__What the exercise asks__. Within the records below, find each line with the word "this" and copy it out.

────

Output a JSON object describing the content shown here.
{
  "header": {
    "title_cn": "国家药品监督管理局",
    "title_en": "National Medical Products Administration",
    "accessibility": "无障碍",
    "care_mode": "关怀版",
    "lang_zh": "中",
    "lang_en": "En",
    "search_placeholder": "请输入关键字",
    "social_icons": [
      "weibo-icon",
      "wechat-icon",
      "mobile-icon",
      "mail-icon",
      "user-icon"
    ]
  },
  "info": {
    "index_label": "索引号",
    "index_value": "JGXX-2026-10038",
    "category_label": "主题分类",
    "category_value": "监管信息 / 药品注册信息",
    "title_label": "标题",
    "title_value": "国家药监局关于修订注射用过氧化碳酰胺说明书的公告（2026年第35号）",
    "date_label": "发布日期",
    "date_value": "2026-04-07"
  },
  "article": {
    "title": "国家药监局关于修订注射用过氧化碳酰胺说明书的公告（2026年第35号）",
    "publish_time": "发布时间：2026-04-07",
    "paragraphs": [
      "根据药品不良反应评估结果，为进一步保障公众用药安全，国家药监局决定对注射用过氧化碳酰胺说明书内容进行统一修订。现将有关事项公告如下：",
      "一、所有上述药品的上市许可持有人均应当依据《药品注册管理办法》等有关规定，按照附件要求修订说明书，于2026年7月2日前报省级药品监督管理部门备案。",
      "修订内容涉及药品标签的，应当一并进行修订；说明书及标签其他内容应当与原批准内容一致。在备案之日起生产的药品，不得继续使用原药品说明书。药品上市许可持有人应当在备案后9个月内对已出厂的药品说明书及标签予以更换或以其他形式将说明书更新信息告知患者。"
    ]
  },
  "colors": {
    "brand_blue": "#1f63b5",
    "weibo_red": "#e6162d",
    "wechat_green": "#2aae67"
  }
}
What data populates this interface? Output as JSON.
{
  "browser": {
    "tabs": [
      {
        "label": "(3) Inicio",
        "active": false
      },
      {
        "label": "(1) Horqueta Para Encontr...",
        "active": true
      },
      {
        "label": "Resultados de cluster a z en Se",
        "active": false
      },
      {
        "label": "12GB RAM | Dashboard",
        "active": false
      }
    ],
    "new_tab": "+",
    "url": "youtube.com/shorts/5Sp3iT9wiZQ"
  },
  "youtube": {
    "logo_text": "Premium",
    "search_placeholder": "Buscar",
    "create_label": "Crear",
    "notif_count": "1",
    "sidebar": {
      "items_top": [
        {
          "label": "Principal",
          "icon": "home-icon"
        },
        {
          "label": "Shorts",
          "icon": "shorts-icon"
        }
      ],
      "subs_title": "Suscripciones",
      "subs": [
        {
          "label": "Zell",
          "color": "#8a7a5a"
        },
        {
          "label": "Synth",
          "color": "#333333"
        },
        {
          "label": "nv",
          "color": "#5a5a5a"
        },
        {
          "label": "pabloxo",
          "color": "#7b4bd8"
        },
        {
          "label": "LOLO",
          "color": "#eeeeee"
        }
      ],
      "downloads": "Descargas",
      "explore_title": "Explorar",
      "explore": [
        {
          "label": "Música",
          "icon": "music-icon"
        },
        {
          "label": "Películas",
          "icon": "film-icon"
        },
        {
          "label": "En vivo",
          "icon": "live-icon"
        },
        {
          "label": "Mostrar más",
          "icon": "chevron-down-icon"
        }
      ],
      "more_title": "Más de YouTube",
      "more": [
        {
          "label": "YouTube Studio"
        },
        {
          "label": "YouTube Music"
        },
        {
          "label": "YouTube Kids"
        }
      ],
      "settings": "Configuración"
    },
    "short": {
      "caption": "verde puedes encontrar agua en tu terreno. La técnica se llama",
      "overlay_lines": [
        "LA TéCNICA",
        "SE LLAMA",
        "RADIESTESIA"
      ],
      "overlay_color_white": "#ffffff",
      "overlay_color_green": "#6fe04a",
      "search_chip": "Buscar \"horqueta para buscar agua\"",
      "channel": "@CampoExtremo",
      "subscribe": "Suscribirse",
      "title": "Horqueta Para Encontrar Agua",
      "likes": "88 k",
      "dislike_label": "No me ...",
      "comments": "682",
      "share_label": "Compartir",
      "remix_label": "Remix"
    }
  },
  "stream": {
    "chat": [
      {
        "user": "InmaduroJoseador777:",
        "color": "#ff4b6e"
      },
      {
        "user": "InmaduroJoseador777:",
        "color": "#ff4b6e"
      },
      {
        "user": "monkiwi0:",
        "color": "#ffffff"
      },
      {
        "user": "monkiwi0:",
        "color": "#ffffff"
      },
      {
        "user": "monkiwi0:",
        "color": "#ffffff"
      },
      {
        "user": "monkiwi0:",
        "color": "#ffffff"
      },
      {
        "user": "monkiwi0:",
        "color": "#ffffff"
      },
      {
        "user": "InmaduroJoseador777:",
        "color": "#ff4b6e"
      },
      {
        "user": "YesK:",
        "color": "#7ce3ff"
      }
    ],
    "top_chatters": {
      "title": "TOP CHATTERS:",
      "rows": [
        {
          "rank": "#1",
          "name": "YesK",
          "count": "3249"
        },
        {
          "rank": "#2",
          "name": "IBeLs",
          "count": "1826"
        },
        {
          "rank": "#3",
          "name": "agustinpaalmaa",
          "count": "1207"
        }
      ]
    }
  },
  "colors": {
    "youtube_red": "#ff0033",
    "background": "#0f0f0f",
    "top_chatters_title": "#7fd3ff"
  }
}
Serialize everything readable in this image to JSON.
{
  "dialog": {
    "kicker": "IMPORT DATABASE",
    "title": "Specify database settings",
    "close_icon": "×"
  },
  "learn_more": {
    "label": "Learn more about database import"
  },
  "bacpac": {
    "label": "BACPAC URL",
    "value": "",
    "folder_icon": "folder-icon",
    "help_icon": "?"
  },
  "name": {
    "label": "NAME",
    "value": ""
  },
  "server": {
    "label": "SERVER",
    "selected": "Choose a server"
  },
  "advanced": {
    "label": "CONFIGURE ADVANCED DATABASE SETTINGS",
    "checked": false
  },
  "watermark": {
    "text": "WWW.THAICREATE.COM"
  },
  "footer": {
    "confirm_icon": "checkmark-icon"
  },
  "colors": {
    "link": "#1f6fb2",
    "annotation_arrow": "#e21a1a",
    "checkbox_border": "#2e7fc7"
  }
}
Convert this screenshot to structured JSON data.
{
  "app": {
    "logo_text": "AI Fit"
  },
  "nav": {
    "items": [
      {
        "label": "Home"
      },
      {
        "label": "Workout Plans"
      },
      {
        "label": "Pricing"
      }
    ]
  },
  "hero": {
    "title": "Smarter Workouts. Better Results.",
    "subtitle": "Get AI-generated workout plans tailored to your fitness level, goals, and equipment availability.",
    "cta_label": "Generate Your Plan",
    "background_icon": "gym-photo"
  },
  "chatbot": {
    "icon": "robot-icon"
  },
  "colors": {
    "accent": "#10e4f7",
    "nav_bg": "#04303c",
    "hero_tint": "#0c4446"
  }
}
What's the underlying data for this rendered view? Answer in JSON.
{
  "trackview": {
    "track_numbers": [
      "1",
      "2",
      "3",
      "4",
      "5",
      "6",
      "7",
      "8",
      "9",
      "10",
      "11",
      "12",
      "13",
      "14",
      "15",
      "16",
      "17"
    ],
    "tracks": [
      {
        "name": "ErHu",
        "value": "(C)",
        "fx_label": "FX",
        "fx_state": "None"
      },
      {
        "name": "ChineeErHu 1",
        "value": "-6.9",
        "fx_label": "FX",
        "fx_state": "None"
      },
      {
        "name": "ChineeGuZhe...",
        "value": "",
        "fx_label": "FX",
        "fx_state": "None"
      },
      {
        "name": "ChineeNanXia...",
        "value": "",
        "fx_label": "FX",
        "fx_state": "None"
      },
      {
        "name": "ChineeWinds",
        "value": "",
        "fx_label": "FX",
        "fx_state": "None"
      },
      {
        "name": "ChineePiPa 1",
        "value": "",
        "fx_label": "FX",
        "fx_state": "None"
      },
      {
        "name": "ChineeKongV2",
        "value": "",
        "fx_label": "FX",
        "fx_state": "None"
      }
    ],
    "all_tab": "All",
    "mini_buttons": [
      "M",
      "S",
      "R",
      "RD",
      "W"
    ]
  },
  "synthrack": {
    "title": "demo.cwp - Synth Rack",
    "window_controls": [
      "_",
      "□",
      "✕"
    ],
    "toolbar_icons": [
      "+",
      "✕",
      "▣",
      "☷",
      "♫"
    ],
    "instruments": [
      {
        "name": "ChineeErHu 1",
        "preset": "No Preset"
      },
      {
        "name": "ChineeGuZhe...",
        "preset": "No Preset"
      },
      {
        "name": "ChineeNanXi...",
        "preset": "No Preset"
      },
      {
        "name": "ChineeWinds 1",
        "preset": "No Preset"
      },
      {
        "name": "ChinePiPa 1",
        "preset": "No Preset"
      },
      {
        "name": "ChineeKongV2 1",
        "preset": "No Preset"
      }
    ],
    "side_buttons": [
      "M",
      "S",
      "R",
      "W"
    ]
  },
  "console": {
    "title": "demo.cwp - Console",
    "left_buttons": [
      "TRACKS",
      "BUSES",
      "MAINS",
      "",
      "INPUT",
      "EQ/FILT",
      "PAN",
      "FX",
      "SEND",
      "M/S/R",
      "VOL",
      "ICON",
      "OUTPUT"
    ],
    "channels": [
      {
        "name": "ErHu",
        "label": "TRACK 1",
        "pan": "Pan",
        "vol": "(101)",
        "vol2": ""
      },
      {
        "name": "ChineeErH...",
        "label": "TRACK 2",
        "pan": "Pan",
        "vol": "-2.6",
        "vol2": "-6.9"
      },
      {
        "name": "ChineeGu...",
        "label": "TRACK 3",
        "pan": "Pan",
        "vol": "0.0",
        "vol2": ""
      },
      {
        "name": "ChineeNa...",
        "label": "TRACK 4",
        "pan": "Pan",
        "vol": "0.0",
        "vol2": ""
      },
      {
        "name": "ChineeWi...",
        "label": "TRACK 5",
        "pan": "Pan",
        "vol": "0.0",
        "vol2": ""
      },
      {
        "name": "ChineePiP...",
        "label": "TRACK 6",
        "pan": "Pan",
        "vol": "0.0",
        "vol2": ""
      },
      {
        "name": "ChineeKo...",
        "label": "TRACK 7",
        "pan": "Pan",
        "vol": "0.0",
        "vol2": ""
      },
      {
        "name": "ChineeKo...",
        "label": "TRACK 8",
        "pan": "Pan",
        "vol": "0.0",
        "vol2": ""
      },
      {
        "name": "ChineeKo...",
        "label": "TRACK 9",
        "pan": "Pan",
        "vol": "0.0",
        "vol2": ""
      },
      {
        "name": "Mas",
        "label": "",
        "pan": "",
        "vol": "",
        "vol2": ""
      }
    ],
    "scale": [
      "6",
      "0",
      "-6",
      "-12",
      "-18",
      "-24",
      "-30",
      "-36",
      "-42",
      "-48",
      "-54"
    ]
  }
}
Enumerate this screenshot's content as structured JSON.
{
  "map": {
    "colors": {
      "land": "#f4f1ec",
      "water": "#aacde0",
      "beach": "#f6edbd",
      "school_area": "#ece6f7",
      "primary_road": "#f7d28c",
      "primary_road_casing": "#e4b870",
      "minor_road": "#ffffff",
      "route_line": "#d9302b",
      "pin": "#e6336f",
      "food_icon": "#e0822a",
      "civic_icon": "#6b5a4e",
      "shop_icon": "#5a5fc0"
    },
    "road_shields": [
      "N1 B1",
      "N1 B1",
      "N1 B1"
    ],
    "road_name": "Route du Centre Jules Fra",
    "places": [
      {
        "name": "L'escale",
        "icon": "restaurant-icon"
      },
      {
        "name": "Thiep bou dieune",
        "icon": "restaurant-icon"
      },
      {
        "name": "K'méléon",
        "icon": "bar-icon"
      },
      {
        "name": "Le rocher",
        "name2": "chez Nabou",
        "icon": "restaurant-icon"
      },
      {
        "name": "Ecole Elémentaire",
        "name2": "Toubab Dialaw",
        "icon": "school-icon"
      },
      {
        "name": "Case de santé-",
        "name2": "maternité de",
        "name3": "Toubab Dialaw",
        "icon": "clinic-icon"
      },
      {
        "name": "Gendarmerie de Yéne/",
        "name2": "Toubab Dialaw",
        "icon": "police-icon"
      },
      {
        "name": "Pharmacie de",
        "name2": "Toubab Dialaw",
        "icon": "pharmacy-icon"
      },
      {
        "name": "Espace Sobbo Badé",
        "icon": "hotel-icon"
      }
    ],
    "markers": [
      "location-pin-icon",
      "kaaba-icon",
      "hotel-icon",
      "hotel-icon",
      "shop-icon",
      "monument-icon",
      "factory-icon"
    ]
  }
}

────

__Task result__.
What data populates this interface? Output as JSON.
Serialize everything readable in this image to JSON.
Convert this screenshot to structured JSON data.
What's the underlying data for this rendered view? Answer in JSON.
Enumerate this screenshot's content as structured JSON.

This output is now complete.